    Rate this question:

  • 23. 

    Mr. Jones presents to your office 3 days after completing a partial thyroidectomy due to a follicular thyroid carcinoma involving the right and left lateral thyroid lobes. The patient is complaining of hoarseness in his voice and just not feeling "right" lately. Furthermore, EKG and lab results indicate that Mr. Jones has a slight cardiac arrhythmia that which you suspect may be related to his abnormally low serum calcium levels. You begin to worry that the surgeon may have mistakenly removed the parathyroid glands and injured a nerve in close proximity to the thyroid gland. Which artery runs in close proximity with the nerve that was MOST likely damaged in this patient?

    • A.

      Subclavian a.

    • B.

      Superior thyroid a

    • C.

      Internal Carotid a.

    • D.

      Inferior thyroid a.

    • E.

      External Carotid a.

    Correct Answer
    D. Inferior thyroid a.
    Explanation
    The inferior thyroid artery and vein run in close proximity with the recurrent laryngeal nerve. The patient is presenting with hoarseness of voice. This should be a clear indication that the nerve which the surgeon most likely cut was a branch of the vagus nerve; more specifically the recurrent laryngeal nerve. Remember, be able to trace back your nerve roots to the original source. It's not enough to memorize the endings. This is a fair option some professors may choose when providing answer choices for mini questions (i.e., vagus n. ----> superior laryngeal n.-----> external and internal laryngeal n. etc.) The parathyroid gland is responsible for maintaining normal calcium levels in the body. These glands are small and may sometimes be mistaken for parts of the thyroid.
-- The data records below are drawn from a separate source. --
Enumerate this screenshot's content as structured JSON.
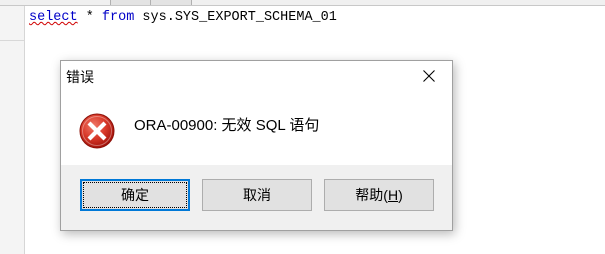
{
  "editor": {
    "sql": {
      "kw_select": "select",
      "star": " * ",
      "kw_from": "from",
      "table": " sys.SYS_EXPORT_SCHEMA_01"
    }
  },
  "dialog": {
    "title": "错误",
    "message": "ORA-00900: 无效 SQL 语句",
    "buttons": {
      "ok": "确定",
      "cancel": "取消",
      "help_prefix": "帮助(",
      "help_accel": "H",
      "help_suffix": ")"
    },
    "icons": {
      "status": "error-icon",
      "close": "close-icon"
    }
  },
  "colors": {
    "keyword": "#0000c8",
    "dialog_bg": "#f0f0f0",
    "button_bg": "#e1e1e1",
    "default_button_border": "#0078d7",
    "error_red": "#c42b1c"
  }
}
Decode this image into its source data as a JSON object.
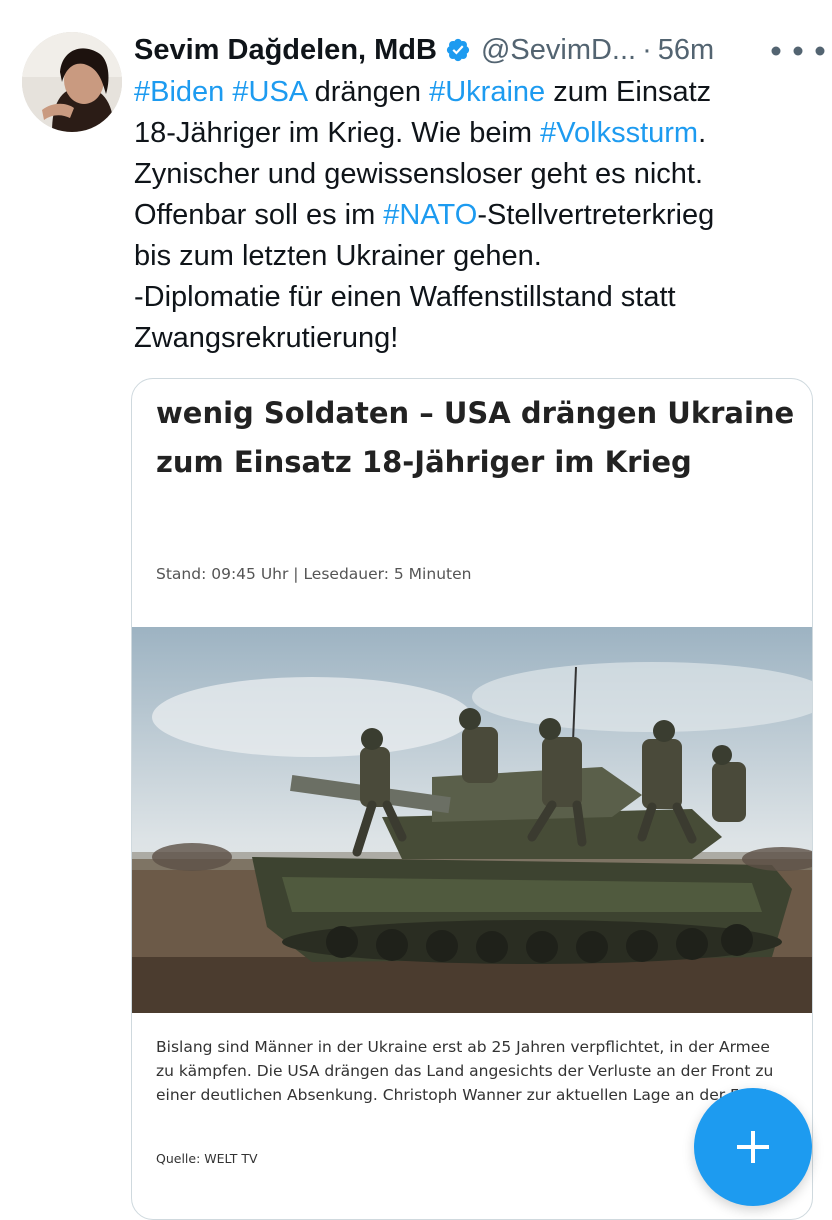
{
  "tweet": {
    "author_name": "Sevim Dağdelen, MdB",
    "handle": "@SevimD...",
    "separator": "·",
    "time": "56m",
    "text_lines": [
      [
        {
          "t": "#Biden",
          "tag": true
        },
        {
          "t": " ",
          "tag": false
        },
        {
          "t": "#USA",
          "tag": true
        },
        {
          "t": " drängen ",
          "tag": false
        },
        {
          "t": "#Ukraine",
          "tag": true
        },
        {
          "t": " zum Einsatz",
          "tag": false
        }
      ],
      [
        {
          "t": "18-Jähriger im Krieg. Wie beim ",
          "tag": false
        },
        {
          "t": "#Volkssturm",
          "tag": true
        },
        {
          "t": ".",
          "tag": false
        }
      ],
      [
        {
          "t": "Zynischer und gewissensloser geht es nicht.",
          "tag": false
        }
      ],
      [
        {
          "t": "Offenbar soll es im ",
          "tag": false
        },
        {
          "t": "#NATO",
          "tag": true
        },
        {
          "t": "-Stellvertreterkrieg",
          "tag": false
        }
      ],
      [
        {
          "t": "bis zum letzten Ukrainer gehen.",
          "tag": false
        }
      ],
      [
        {
          "t": "-Diplomatie für einen Waffenstillstand statt",
          "tag": false
        }
      ],
      [
        {
          "t": "Zwangsrekrutierung!",
          "tag": false
        }
      ]
    ]
  },
  "card": {
    "title": "wenig Soldaten – USA drängen Ukraine zum Einsatz 18-Jähriger im Krieg",
    "meta": "Stand: 09:45 Uhr | Lesedauer: 5 Minuten",
    "caption": "Bislang sind Männer in der Ukraine erst ab 25 Jahren verpflichtet, in der Armee zu kämpfen. Die USA drängen das Land angesichts der Verluste an der Front zu einer deutlichen Absenkung. Christoph Wanner zur aktuellen Lage an der Front.",
    "source": "Quelle: WELT TV",
    "image_icon": "tank-soldiers-photo"
  },
  "icons": {
    "verified": "verified-badge-icon",
    "more": "more-icon",
    "compose": "plus-icon"
  },
  "colors": {
    "accent": "#1d9bf0",
    "secondary_text": "#536471",
    "border": "#cfd9de"
  }
}
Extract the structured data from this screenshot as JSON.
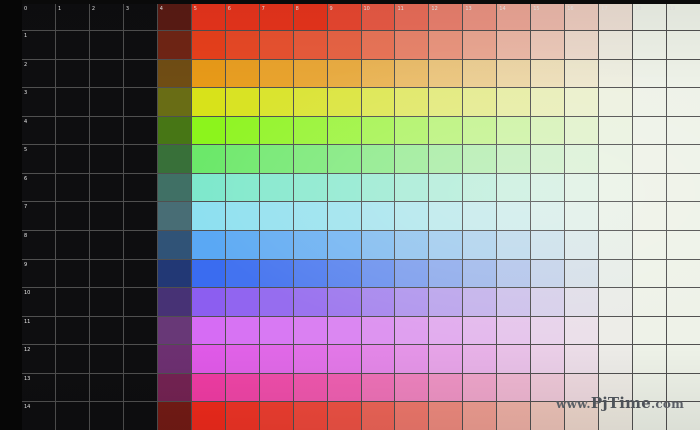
{
  "image": {
    "subject": "projector color test chart photographed on screen",
    "columns": 20,
    "color_rows": 14
  },
  "column_labels": [
    "0",
    "1",
    "2",
    "3",
    "4",
    "5",
    "6",
    "7",
    "8",
    "9",
    "10",
    "11",
    "12",
    "13",
    "14",
    "15",
    "16",
    "17",
    "18",
    "19"
  ],
  "row_labels": [
    "1",
    "2",
    "3",
    "4",
    "5",
    "6",
    "7",
    "8",
    "9",
    "10",
    "11",
    "12",
    "13",
    "14"
  ],
  "hue_rows": [
    {
      "hue": "red-orange",
      "base": "#e8401c"
    },
    {
      "hue": "orange",
      "base": "#e89a18"
    },
    {
      "hue": "yellow",
      "base": "#d8e21a"
    },
    {
      "hue": "yellow-green",
      "base": "#8cf41c"
    },
    {
      "hue": "green",
      "base": "#6ce86a"
    },
    {
      "hue": "aqua",
      "base": "#7ee8cc"
    },
    {
      "hue": "cyan",
      "base": "#8ee0f0"
    },
    {
      "hue": "sky-blue",
      "base": "#5aa8f4"
    },
    {
      "hue": "blue",
      "base": "#3a6cf0"
    },
    {
      "hue": "violet",
      "base": "#8c5ef0"
    },
    {
      "hue": "purple",
      "base": "#d66cf4"
    },
    {
      "hue": "magenta",
      "base": "#e05ae8"
    },
    {
      "hue": "pink",
      "base": "#f03ca4"
    },
    {
      "hue": "red",
      "base": "#f02a1c"
    }
  ],
  "watermark": {
    "prefix": "www.",
    "brand": "PjTime",
    "suffix": ".com"
  }
}
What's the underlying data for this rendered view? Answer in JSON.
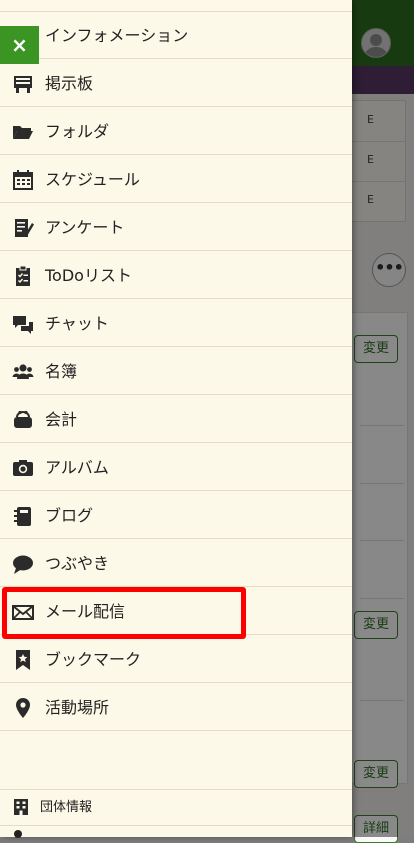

In other words, it was a red herring in the question and you should learn to filter this type of information in question stems.

    Rate this question:

Quiz Review Timeline +

Our quizzes are rigorously reviewed, monitored and continuously updated by our expert board to maintain accuracy, relevance, and timeliness.

  • Current Version
  • Jun 28, 2024
    Quiz Edited by
    ProProfs Editorial Team
  • Feb 18, 2012
    Quiz Created by
    Chachelly
Back to Top Back to top
Advertisement
×

Wait!
Here's an interesting quiz for you.

We have other quizzes matching your interest.